TASK PROMPT :: Read the listing below and copy out each line where the word "heat" occurs.

[EXCERPTED RECORDS]

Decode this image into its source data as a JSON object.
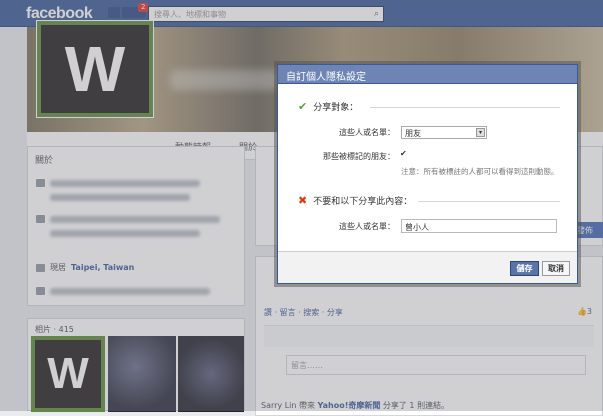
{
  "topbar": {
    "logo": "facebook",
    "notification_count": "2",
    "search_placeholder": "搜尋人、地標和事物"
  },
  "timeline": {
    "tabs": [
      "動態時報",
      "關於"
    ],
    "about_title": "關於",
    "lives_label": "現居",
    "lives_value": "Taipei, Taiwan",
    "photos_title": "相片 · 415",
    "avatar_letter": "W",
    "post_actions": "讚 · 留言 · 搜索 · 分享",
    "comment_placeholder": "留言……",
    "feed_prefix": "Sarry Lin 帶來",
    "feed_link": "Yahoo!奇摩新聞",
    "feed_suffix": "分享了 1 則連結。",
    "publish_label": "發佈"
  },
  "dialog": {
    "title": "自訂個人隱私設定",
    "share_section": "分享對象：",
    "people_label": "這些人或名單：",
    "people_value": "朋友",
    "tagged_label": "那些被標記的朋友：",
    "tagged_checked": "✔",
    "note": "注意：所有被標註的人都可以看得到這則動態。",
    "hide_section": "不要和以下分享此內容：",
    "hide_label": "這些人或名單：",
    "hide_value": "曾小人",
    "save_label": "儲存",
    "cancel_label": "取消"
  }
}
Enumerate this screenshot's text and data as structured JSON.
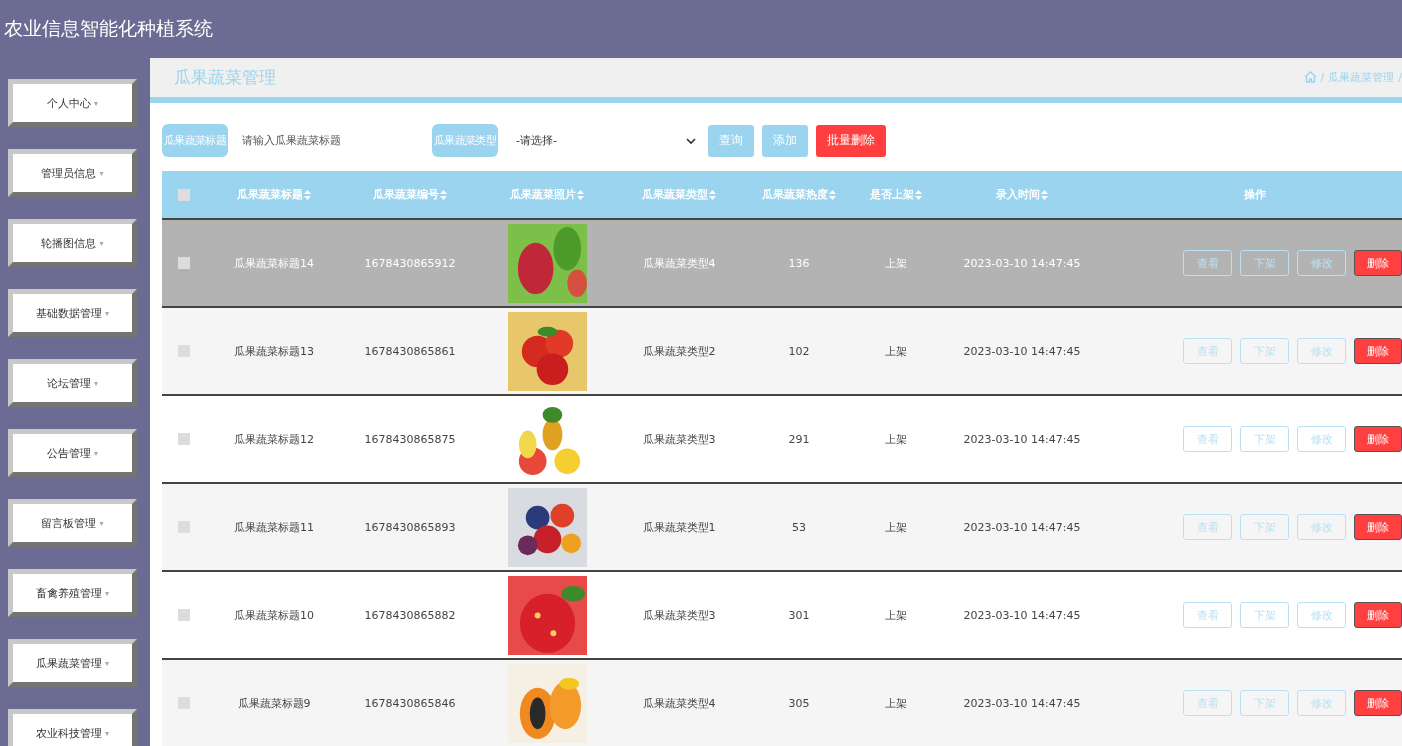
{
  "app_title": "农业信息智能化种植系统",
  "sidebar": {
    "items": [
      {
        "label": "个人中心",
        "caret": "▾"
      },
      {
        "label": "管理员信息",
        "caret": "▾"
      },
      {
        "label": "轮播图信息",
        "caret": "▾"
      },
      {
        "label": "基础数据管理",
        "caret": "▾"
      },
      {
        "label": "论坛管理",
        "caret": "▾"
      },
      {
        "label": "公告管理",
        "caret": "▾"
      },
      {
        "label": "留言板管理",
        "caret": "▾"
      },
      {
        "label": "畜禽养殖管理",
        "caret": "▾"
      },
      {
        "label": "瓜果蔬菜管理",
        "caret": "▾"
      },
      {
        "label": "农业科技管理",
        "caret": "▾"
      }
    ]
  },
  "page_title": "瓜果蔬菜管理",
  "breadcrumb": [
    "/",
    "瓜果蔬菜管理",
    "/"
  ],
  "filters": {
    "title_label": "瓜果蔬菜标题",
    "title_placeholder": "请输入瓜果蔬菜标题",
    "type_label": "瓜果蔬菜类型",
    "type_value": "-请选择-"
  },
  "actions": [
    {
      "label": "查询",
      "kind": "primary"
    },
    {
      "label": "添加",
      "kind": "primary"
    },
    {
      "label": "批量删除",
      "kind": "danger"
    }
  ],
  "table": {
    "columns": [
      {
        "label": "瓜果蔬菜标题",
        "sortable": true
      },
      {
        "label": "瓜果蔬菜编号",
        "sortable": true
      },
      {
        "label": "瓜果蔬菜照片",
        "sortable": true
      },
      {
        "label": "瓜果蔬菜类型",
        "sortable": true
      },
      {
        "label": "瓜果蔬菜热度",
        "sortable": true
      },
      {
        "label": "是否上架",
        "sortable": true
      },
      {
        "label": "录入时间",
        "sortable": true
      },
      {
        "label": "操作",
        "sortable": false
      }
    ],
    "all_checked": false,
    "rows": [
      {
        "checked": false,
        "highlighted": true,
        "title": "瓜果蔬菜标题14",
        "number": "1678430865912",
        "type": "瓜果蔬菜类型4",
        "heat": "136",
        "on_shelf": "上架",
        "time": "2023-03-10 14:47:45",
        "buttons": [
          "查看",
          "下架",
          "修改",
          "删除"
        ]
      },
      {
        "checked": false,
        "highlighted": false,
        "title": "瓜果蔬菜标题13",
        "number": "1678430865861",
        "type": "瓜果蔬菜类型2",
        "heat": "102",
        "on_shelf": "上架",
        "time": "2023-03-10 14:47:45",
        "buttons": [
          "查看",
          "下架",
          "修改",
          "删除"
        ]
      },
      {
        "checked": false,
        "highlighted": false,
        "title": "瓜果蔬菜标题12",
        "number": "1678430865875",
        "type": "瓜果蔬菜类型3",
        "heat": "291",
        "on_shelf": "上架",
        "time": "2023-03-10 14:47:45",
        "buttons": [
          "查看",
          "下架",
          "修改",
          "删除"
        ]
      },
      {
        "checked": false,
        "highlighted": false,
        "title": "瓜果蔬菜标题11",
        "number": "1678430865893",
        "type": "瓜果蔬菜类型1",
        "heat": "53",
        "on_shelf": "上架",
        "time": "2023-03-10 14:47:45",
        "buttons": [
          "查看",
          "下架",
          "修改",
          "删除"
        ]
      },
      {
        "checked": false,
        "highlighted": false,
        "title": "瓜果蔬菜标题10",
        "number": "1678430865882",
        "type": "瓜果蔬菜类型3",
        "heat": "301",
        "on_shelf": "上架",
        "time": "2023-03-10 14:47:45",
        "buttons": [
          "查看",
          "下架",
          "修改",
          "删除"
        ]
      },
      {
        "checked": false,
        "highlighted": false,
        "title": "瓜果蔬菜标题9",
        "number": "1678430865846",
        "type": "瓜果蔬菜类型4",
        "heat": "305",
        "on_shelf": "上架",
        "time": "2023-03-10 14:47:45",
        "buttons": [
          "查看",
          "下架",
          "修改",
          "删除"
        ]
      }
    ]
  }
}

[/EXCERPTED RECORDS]
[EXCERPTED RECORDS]

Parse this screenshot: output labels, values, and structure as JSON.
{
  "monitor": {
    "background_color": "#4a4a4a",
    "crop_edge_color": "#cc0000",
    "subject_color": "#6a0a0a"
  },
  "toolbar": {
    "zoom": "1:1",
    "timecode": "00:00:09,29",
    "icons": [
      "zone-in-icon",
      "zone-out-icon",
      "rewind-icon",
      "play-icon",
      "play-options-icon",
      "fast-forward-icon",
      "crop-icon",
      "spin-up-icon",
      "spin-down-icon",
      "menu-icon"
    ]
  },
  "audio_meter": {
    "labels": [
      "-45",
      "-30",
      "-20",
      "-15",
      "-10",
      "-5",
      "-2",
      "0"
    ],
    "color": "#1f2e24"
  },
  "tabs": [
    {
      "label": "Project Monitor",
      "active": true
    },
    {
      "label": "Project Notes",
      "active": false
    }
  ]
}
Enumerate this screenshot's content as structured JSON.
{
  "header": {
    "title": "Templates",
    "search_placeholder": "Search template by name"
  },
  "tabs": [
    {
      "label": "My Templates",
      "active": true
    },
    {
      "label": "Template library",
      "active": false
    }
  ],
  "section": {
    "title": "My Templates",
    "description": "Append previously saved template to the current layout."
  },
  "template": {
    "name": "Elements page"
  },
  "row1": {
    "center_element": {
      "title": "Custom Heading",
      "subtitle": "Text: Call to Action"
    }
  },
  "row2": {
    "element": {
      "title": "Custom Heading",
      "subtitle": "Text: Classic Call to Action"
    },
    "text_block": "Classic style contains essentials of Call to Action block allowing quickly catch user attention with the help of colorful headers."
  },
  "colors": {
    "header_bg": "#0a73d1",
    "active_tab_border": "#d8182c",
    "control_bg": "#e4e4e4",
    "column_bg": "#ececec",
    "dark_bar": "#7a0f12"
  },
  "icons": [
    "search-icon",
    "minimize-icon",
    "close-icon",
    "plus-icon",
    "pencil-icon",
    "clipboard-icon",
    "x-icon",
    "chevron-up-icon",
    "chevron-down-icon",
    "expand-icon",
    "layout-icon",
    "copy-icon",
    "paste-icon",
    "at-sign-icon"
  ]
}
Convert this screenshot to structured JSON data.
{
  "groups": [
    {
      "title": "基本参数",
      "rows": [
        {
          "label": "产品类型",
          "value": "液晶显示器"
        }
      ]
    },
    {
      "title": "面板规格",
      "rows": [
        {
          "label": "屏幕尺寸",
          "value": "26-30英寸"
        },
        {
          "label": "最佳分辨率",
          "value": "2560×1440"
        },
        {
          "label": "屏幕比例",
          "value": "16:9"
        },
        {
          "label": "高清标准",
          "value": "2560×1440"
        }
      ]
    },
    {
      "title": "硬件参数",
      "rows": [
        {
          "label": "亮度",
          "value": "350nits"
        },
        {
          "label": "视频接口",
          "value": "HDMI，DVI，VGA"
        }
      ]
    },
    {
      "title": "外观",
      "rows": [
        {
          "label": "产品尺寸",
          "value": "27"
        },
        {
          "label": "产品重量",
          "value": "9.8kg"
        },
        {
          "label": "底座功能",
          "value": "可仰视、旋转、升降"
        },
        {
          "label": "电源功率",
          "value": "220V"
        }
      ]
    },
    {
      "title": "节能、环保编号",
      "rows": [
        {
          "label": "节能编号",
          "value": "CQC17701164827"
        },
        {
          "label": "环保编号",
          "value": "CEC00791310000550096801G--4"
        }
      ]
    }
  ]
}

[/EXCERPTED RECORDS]
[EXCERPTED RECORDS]

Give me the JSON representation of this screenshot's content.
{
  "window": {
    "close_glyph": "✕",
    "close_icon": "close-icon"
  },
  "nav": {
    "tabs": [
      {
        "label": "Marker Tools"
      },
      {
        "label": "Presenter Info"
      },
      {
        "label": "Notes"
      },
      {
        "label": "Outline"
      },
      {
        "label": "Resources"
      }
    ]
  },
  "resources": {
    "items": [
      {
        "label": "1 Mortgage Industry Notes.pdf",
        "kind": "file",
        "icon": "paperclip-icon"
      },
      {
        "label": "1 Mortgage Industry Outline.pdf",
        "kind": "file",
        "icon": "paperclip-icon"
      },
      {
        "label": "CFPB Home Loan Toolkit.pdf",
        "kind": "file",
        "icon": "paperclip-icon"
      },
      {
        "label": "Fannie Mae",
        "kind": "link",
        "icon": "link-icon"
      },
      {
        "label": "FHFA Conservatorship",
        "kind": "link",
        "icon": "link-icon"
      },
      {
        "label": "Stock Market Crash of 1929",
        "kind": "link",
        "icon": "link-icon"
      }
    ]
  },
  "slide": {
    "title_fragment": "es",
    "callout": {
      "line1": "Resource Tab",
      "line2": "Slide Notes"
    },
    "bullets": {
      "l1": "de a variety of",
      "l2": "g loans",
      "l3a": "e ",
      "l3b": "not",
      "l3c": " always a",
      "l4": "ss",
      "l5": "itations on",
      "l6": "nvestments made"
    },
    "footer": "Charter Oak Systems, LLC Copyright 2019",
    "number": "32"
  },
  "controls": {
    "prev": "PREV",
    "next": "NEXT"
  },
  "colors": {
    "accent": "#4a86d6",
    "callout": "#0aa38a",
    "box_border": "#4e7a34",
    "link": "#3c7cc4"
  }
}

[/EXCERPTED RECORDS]

ANSWER FOR THE TASK ::
        "heat": "136",
        "heat": "102",
        "heat": "291",
        "heat": "53",
        "heat": "301",
        "heat": "305",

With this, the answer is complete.